WHAT IS REQUIRED:
Scan the records for the string "remark", then copy each line that has it.

Data about app and page elements
────────────────────

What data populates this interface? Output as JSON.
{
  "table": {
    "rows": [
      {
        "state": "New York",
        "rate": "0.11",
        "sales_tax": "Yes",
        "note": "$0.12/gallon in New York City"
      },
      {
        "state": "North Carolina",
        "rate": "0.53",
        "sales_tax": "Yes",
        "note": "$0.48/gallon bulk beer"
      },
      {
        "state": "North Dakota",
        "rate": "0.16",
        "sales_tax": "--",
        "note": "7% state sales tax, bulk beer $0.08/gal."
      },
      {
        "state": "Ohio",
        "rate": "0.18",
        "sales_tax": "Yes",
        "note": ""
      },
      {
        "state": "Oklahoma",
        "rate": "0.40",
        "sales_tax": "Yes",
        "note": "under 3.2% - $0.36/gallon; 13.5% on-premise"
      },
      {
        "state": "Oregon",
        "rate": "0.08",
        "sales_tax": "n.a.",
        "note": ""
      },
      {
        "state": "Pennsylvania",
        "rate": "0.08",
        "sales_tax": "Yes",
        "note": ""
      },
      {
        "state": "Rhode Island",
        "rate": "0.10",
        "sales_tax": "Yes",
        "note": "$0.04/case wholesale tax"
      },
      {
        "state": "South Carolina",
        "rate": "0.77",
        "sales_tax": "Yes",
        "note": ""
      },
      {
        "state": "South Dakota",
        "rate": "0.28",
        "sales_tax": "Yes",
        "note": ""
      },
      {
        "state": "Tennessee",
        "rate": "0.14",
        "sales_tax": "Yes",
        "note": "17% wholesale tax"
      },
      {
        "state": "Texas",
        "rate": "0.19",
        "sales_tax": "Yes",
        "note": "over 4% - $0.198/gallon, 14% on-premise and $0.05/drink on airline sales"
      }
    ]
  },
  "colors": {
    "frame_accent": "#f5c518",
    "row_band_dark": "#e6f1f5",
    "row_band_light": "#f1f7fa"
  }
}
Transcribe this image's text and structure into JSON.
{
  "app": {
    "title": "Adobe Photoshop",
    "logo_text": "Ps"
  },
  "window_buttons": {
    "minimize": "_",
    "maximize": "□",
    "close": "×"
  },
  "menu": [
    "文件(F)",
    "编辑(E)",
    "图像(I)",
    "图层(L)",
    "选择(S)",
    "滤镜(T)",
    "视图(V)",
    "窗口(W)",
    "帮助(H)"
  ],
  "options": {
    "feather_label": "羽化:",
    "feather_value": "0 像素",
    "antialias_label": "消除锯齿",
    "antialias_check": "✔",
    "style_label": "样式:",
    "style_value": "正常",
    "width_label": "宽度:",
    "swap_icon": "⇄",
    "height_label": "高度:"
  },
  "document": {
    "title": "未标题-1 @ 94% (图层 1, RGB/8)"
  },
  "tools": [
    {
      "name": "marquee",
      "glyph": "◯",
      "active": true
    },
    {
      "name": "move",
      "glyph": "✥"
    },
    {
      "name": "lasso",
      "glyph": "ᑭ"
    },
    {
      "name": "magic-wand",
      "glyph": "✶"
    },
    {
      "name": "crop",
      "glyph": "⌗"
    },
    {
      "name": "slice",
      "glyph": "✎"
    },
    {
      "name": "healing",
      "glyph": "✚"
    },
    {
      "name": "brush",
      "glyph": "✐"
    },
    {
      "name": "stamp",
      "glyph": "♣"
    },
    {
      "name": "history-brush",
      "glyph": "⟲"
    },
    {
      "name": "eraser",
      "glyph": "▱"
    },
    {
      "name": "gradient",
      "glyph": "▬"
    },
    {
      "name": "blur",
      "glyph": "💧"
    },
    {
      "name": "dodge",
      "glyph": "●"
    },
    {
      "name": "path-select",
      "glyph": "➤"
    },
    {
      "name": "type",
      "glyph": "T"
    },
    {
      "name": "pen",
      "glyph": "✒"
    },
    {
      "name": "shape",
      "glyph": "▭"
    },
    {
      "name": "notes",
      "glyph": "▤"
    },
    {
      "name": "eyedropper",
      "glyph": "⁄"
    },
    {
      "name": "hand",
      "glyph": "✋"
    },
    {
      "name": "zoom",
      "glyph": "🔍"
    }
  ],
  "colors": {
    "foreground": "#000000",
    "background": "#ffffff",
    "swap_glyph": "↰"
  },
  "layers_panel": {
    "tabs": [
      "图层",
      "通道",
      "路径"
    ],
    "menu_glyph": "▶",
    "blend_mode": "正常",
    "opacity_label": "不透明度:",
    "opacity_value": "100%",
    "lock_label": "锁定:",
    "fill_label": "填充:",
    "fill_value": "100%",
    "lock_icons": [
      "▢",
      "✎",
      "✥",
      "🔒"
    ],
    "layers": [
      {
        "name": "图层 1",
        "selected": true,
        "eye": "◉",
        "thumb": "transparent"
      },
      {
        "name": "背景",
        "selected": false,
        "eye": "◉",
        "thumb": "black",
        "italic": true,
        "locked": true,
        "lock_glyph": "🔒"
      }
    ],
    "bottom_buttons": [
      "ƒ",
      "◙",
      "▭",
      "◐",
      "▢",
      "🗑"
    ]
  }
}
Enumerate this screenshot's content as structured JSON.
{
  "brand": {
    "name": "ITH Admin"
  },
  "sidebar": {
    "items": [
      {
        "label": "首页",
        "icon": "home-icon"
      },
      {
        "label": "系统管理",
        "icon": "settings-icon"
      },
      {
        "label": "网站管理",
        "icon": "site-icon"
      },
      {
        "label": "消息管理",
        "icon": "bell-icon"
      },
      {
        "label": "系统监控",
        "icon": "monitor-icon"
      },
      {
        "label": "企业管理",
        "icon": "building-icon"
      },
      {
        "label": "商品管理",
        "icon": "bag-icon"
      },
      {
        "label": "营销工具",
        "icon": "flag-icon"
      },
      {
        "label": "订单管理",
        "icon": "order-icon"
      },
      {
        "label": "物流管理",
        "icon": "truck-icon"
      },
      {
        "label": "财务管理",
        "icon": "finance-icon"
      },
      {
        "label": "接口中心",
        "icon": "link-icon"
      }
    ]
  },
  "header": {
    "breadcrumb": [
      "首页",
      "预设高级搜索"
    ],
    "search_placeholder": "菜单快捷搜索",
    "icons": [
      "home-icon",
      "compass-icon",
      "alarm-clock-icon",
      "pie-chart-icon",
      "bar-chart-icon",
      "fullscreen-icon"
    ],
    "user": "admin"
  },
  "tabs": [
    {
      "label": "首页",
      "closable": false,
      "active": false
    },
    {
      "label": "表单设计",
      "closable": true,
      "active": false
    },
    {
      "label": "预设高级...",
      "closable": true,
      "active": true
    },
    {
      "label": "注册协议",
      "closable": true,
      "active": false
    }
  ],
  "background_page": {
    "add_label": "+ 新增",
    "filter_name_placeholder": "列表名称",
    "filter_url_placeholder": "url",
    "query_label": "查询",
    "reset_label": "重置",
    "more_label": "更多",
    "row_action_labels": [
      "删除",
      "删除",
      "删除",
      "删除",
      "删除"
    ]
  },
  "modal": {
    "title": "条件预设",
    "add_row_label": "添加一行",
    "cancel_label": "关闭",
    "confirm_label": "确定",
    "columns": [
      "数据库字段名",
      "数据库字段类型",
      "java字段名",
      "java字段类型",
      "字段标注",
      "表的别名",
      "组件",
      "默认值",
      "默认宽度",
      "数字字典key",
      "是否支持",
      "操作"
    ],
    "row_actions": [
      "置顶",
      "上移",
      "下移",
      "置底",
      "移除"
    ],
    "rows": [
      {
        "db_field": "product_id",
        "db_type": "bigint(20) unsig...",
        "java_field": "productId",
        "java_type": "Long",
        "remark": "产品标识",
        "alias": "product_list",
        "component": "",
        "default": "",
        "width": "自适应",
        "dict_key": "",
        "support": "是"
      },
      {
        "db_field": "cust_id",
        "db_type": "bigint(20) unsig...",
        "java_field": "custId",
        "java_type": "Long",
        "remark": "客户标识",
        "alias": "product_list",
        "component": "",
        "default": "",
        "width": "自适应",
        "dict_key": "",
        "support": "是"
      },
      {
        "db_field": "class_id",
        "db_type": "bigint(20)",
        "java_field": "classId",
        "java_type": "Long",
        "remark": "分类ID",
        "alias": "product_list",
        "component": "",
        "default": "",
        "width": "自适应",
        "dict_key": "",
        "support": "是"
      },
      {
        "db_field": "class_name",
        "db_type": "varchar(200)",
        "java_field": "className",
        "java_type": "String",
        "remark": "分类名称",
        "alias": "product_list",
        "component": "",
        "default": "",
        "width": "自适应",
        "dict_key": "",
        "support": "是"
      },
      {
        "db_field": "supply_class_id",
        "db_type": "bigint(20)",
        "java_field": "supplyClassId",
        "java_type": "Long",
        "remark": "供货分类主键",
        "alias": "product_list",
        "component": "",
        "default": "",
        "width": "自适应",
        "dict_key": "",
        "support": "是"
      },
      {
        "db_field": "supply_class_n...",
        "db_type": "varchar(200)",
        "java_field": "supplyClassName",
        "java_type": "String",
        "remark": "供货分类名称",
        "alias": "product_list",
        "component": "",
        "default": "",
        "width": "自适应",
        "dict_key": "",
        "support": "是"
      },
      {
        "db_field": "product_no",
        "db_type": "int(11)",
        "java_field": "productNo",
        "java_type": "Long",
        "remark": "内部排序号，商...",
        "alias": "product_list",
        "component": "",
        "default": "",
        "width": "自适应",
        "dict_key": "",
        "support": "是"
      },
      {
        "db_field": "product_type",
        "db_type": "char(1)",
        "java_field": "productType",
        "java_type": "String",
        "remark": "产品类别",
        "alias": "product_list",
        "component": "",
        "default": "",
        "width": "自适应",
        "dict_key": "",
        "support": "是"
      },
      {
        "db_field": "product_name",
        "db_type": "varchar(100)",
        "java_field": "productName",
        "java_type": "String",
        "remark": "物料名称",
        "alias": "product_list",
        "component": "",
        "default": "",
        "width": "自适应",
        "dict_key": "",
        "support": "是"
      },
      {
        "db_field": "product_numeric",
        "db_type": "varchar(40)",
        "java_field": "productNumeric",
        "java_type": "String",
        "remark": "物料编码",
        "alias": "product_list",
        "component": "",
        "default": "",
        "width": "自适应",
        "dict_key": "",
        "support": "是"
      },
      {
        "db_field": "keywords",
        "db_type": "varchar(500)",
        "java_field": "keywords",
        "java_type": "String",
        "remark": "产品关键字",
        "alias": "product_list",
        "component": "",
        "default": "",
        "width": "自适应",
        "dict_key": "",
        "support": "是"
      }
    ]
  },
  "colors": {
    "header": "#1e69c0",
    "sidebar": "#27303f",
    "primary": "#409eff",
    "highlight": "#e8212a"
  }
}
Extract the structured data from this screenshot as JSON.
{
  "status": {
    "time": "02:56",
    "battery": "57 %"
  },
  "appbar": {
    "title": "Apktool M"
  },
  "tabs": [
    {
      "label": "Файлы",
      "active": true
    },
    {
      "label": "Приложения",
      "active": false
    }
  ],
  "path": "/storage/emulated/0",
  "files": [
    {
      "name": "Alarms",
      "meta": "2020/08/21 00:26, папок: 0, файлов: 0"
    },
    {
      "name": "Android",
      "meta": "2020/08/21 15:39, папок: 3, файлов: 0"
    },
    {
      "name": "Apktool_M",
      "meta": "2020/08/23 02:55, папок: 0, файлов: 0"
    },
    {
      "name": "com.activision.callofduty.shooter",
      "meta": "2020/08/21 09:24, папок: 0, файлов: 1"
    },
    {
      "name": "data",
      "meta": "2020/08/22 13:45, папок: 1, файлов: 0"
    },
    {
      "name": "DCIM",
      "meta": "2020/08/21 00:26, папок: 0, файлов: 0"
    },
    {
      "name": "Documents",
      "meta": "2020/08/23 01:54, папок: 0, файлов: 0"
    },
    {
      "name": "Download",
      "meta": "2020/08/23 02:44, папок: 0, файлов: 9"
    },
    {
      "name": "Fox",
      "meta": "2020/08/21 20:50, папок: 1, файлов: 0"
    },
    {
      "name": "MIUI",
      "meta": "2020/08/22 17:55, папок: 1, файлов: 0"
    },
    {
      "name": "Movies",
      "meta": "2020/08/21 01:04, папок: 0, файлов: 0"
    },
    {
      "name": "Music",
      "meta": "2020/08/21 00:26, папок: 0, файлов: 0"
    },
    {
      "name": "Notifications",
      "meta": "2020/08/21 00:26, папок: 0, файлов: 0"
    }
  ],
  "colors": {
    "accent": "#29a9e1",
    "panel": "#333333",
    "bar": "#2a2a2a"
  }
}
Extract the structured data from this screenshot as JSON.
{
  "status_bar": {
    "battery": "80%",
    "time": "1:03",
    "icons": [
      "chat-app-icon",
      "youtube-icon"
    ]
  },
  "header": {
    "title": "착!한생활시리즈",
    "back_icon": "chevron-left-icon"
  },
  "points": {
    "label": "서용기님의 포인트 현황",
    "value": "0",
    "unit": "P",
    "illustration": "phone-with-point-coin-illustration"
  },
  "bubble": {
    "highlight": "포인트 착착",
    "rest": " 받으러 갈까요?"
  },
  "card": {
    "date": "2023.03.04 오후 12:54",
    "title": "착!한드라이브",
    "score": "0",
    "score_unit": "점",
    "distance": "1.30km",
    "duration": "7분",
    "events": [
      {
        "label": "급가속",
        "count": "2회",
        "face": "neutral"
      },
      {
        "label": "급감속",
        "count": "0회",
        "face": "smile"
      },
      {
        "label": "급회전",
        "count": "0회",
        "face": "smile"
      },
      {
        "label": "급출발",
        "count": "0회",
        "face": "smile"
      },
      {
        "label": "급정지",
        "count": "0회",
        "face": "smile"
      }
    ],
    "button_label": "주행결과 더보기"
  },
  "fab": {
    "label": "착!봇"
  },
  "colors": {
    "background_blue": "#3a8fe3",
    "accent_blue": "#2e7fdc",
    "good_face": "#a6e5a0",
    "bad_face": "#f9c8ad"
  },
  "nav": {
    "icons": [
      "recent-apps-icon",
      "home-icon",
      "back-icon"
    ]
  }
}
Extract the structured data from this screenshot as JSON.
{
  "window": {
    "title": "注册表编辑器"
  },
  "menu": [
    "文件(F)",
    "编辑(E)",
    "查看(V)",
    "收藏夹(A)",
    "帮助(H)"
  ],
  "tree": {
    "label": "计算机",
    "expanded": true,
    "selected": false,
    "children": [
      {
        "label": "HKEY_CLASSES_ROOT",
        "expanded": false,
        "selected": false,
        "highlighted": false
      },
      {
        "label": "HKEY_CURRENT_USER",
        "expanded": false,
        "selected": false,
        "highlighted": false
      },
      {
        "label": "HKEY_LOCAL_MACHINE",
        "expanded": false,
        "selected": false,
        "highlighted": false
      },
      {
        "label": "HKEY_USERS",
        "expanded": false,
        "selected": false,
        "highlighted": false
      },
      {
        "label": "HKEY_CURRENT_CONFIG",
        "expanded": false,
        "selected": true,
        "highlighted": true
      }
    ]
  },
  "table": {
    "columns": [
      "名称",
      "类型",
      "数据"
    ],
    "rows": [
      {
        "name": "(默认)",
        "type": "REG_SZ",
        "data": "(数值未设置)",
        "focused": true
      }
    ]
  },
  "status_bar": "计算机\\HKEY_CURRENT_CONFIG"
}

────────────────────

RESULT OF THIS EXERCISE:
        "remark": "产品标识",
        "remark": "客户标识",
        "remark": "分类ID",
        "remark": "分类名称",
        "remark": "供货分类主键",
        "remark": "供货分类名称",
        "remark": "内部排序号，商...",
        "remark": "产品类别",
        "remark": "物料名称",
        "remark": "物料编码",
        "remark": "产品关键字",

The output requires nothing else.